Segment Start: GIVEN ENTRIES

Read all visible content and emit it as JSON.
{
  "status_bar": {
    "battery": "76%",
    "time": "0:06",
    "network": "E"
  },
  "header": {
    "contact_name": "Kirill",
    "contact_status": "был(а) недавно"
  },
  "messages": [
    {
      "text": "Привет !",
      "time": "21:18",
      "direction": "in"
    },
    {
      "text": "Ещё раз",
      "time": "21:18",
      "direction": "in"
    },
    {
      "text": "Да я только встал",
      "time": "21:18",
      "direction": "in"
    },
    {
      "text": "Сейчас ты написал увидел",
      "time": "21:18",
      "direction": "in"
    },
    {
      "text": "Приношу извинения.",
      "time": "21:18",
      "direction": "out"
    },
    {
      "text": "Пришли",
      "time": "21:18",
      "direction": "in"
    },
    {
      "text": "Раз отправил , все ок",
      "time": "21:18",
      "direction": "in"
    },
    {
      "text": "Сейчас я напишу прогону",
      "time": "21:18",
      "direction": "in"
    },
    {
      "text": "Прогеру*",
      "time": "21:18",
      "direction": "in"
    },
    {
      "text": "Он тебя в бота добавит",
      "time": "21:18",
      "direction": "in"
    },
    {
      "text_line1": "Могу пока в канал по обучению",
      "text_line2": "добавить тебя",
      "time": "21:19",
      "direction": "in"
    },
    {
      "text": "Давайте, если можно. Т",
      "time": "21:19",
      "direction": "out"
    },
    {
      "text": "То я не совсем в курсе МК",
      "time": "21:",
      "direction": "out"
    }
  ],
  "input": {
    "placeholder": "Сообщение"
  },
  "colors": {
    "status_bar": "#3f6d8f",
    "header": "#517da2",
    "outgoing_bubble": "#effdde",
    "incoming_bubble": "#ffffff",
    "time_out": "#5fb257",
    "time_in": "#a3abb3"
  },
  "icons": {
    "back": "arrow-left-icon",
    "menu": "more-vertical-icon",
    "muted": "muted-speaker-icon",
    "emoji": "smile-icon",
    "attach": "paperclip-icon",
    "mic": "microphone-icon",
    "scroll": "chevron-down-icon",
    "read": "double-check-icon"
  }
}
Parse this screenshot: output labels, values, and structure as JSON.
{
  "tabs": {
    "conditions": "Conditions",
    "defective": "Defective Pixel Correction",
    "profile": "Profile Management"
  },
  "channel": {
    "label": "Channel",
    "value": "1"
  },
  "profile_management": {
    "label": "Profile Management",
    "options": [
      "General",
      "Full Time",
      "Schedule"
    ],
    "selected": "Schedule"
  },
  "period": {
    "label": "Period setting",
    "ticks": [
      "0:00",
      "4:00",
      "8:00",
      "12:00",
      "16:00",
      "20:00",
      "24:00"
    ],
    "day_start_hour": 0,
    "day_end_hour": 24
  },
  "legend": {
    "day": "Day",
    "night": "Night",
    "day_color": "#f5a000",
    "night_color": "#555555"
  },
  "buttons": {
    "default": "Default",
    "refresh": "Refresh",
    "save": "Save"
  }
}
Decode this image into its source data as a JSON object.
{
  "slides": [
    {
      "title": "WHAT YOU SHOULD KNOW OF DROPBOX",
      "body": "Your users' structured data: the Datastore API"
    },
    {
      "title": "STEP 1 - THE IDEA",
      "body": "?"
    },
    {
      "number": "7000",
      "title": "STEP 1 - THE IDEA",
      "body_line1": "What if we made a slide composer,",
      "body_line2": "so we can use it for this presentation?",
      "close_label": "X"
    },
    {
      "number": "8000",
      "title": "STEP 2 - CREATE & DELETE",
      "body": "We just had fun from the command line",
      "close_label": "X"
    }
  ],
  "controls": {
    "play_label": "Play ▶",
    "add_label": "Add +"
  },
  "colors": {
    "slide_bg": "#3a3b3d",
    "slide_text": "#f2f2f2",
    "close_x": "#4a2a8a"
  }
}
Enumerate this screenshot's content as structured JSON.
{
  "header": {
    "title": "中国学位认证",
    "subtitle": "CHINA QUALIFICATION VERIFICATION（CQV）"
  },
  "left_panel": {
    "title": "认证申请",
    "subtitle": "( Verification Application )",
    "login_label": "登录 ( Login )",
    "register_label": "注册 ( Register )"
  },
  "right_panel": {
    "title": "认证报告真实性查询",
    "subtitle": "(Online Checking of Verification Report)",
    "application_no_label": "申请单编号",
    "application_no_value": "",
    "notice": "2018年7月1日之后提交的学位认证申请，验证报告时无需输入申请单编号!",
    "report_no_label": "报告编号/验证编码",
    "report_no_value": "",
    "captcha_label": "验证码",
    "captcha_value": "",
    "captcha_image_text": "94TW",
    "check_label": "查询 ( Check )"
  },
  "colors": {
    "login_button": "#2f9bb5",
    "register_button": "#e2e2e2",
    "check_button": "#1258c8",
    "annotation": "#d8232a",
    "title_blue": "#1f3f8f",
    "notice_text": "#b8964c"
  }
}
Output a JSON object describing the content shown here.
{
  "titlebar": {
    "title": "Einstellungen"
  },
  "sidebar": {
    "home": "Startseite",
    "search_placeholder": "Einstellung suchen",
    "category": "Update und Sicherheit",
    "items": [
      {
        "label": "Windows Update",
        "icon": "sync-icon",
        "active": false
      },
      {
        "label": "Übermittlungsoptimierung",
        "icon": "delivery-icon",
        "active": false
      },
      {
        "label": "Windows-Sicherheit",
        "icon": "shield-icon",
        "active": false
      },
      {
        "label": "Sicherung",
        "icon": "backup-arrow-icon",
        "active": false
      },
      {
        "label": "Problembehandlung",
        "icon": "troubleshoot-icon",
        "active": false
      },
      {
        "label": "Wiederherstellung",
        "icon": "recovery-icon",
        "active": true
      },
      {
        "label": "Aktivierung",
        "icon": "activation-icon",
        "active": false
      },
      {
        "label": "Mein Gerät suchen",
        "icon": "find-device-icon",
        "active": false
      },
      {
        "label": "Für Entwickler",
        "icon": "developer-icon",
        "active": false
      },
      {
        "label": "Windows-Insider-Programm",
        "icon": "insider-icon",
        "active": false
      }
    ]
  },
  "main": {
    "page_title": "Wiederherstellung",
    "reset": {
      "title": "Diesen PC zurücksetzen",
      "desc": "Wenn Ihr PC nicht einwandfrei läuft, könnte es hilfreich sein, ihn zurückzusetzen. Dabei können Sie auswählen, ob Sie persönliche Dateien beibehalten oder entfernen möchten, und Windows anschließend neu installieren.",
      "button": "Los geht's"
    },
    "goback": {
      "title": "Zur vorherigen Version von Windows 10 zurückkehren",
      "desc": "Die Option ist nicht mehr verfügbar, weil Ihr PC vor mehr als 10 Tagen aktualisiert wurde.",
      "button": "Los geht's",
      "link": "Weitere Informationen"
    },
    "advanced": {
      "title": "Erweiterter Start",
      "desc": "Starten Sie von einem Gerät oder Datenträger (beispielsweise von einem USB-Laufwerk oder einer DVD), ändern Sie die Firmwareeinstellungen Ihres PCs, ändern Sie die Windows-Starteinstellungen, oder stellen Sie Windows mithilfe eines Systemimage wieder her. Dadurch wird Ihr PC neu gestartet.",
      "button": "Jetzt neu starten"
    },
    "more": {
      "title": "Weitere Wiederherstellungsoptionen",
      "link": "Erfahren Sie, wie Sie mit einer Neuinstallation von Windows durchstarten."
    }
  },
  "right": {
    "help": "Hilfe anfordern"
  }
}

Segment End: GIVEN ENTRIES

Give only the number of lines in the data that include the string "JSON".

■ **SOLVED EXERCISE**
5